Okay, so, if you’re still with me you might think “Wow, this game sucks.” Well, hold on a moment! Despite the issues I just mentioned Dragon Age 2 is a solid and powerful game that will draw you in and hold you tight as you barrel through the game. Every day at work, Brian Sparks and myself would talk about the game and very VERY rarely did we talk about what was wrong with the game. Glaring issues? Sure, but only if you can see past the pure AWESOME on the screen.
Visually, the game is amazing. One of my major complaints in Dragon Age: Origins was how bland and unoriginal the game design was. Dragon Age 2 has no such problem. You can tell the staff spent a lot of time on design. The characters look great, the armor and weapons are bounds above Origins designs, and the city of Kirkwall has the genuine feel of a fantasy world port town. Along with that, the battle animations and the spells are brilliant – and you’ll never get tired of blowing enemies into tiny bloody chunks.
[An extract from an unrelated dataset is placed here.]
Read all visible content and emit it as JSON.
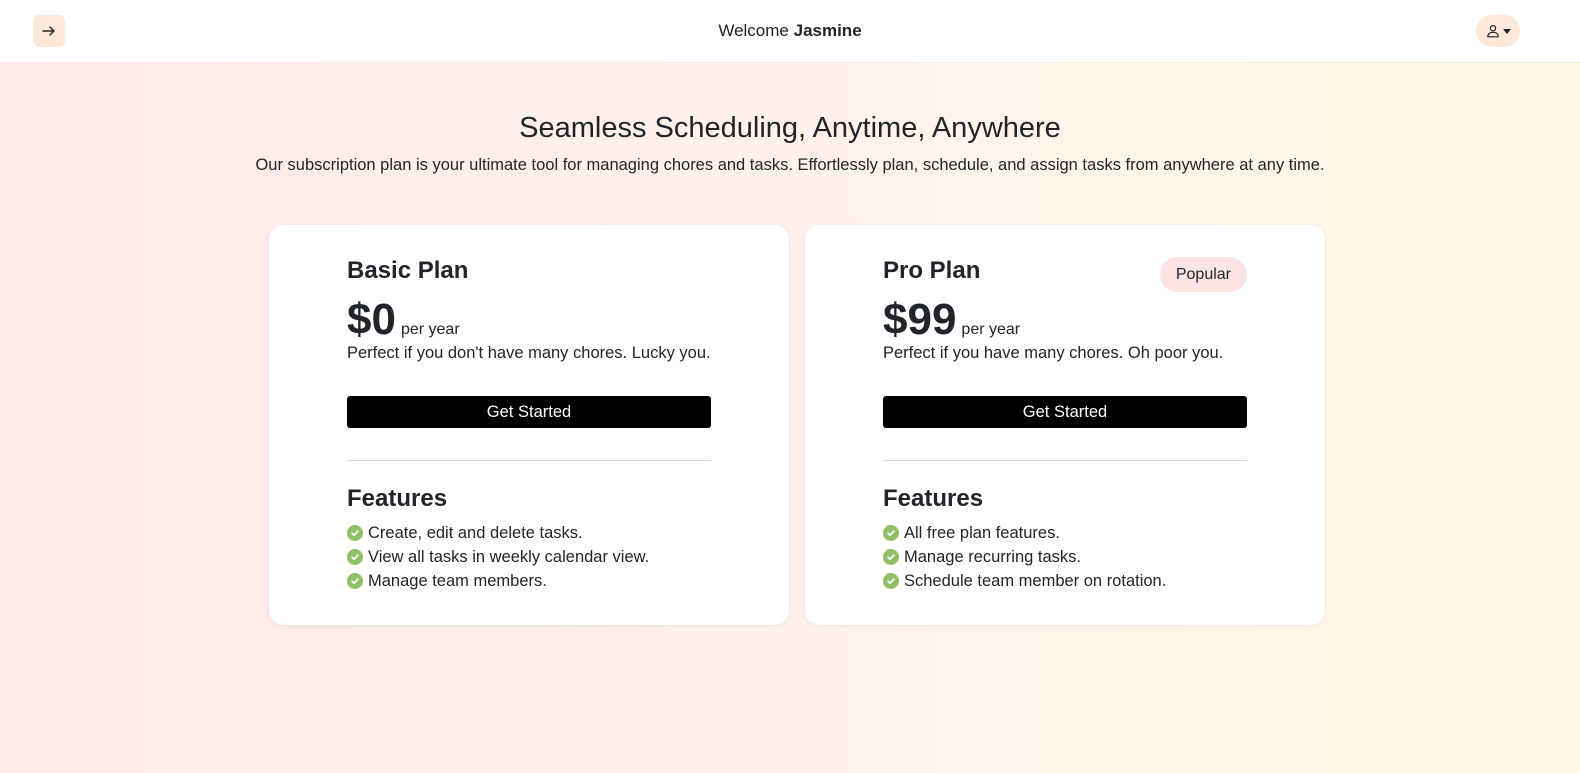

The gameplay itself, in my opinion, is smoother and faster. It feels like Diablo to some, but while playing my rogue I honestly kept thinking God of War. Either way, it’s fast and furious and massive. Your party doesn’t take on one big enemy very often. Most of the time you’ll be dealing with swarms of mobs, and as you clear a wave you’ll likely have another group pop out of the ground or drop from the rooftops or run around a corner. There’s something raw and invigorating about tearing through waves of enemies at high speeds that makes you feel epic. That said, you’ll still encounter a few ‘boss’ fights where you’ll need to take your time and direct your team – but it’s easy to pause the game with the radial menu, issue a few commands, and jump right back into the fray.
As for the story itself, I’m not going to lie and say it was inspired or even gripping. It was good. It had some strong points, and there were a few emotionally moving parts of the game. However, before I’d gotten very far in the game, I already was able to figure out exactly what was going to eventually happen. Nothing surprised me, and that might be because I’m a critical thinker but I got the feeling it’s just cause I was paying attention as I played the game. It certainly kept me entertained, but overall I’d just say it was “alright.” What I found most interesting was the way Varric relates your tale during the game, and if anything I’d have liked to see that played up more. It’d be nice if some of your major choices caused a short discussion between Varric and the Inquisitor rather then limited to (mostly) chapter recaps. Still, the style itself had a nice effect that was unique and fun.
So, what kind of score does DA2 get? That’s the tricky part. There are some rather large flaws in the game, and even overlooking those flaws I just didn’t feel Dragon Age 2 was as on the same level as previous Bioware games. I’ve heard reviews that tore the game apart. I’ve read a couple that suggested it was an early favorite for Game of the Year. I don’t know that I agree with either. While I can’t just overlook the problems I also can’t deny that I was really into the game and it was rare that I didn’t play for several hours at a time and enjoy that time. That said, it might be the first Bioware game I really have no desire to play through a second time.
Final verdict? 3.5 Dragons.
If you like the RPG genre or need a good action game with a decent story then you really should give Dragon Age 2 a chance, flaws and all. I think in the end you’ll enjoy it, but you probably won’t fall in love.